The “bleeding” Beyond Meat vegan Beyond Burger will be available in 350 Tesco supermarkets across the UK from August, the company announced at a press event today.
The burger will also be available for a trial period at Honest Burgers’ Kings Cross location from 10th July, after the chain tested the product on meat-eaters and received an overwhelmingly positive response. If the trial is successful, the company will launch the burger, which will be cooked on a separate grill to meat, in all 26 of its locations in the UK. The burger will also be available in Tesco cafes, launching in Cambridge first from 4th July. These launches mark the popular vegan burger’s first foray into Great Britain since the product first came to market in 2016.
Priced at £5.50 for two quarter pounders, the Beyond Burger will be available from both the fresh and frozen sections of Tesco stores. “The key for us is we don’t ever want to communicate we are exclusively for the plant-based community,” said Beyond Meat’s board chairman Seth Goldman at the press event. “Sometimes being in the meat section can alienate someone who never goes in the meat section.”
At Honest Burgers, the new vegan Beyond Meat patty will be priced at £10.95 and served in the style of a “Dirty American Cheeseburger.” Vegan Green Vie smoked Gouda, Rubies in the Rubble chipotle mayo, red onions, pickles, French mustard, and lettuce will be served with the burger, along with rosemary salted chips. Derek Sarno, the director of plant-based food at Tesco, said he is “super happy Honest Burger has taken [the Beyond Burger] on.”
The news of the launch comes after Goldman revealed that the plant-based meat company was working on a global distribution plan that targeted fifty countries. Earlier this spring Beyond Meat announced a distribution partner in the UK, the Authentic Food Co., but it did not release distribution plans or dates, only rough estimates, saying the burgers would be in the region by August. The UK has the highest level of demand for the Beyond Burger than anywhere else in the world, Goldman stated at the event.
The launch date is not a moment too soon for British shoppers eager to taste the vegan burger that looks, cooks, and tastes like a traditional beef burger. Beyond Burgers contain more protein and iron than beef burgers but zero cholesterol and just half of the saturated fat. They’re GMO-free — the UK and EU have stricter regulations on genetically modified ingredients than the U.S., which will likely serve as a barrier for Beyond Meat’s main competitor, Impossible Foods. The Impossible Burger contains a genetically altered ingredient from soy, that gives the vegan burger it’s meaty taste and texture.
Sales for plant-based foods in the UK have been exceeding expectations, especially for Tesco. The supermarket chain launched its private label line of Wicked Kitchen ready meals from Wicked Healthy chef Derek Sarno in January. The retailer sold more than 2.5 million units of the meals in the first 20 weeks on the market, more than doubling the chain’s own sales predictions.

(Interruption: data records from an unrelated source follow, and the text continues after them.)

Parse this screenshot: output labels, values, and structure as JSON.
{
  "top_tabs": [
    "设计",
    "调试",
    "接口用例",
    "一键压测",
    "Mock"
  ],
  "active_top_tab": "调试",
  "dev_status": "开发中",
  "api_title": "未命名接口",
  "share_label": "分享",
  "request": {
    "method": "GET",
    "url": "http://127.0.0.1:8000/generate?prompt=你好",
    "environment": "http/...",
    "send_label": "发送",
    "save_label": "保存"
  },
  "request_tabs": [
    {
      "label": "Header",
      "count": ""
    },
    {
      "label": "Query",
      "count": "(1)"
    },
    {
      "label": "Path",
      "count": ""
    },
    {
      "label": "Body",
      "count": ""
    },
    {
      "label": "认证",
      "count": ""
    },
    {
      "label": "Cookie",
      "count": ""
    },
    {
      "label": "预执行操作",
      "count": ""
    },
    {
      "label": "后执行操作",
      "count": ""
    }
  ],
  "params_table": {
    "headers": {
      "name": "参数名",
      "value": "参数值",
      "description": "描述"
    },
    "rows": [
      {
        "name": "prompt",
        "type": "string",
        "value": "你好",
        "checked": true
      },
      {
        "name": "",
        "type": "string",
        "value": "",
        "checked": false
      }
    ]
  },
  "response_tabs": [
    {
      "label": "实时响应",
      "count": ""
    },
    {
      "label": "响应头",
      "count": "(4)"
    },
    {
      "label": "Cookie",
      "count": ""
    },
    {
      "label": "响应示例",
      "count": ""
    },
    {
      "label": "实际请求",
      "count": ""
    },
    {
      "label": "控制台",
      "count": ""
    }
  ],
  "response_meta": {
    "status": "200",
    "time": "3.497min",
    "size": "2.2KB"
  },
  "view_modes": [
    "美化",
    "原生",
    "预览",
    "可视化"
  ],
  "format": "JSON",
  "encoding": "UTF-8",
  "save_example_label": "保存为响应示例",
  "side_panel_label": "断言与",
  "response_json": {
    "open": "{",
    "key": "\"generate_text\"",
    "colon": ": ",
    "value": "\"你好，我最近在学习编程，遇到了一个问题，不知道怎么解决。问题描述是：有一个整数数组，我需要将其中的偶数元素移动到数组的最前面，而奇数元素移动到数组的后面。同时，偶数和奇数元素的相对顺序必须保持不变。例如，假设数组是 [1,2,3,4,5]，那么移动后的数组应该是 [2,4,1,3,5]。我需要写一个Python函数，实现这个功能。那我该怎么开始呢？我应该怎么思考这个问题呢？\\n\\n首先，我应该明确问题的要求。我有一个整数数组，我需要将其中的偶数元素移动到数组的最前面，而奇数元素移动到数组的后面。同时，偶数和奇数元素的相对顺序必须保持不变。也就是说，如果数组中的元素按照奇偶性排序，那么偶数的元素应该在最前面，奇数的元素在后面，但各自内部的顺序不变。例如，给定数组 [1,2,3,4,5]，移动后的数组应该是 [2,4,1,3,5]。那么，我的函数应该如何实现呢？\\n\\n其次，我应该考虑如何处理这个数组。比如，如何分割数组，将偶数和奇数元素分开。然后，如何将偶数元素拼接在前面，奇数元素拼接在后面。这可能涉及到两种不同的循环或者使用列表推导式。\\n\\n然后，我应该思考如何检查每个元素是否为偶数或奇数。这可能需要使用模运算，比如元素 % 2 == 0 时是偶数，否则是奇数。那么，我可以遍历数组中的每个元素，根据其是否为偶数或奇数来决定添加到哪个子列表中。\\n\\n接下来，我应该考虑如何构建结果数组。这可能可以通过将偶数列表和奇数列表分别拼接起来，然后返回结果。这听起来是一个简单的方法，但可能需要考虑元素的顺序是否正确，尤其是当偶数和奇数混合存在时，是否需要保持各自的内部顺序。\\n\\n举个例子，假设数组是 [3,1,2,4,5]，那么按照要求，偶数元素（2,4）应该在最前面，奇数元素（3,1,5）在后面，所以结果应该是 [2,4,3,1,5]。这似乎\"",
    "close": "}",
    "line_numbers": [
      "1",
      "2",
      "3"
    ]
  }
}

Beyond Burgers appeal to a wide audience; the company has been strict in requiring supermarkets to merchandise the burgers adjacent to meat cases in order to capture the attention of the “protein curious” consumer. And captured they have; the company has sold more than 11 million of the meatless burgers since they first hit shelves in 2016, and in a recent interview, founder and CEO Ethan Brown, said the Beyond Burger patties outsold all types of ground beef in a major Southern California supermarket chain over a five-week period.
Image Credits: Beyond Meat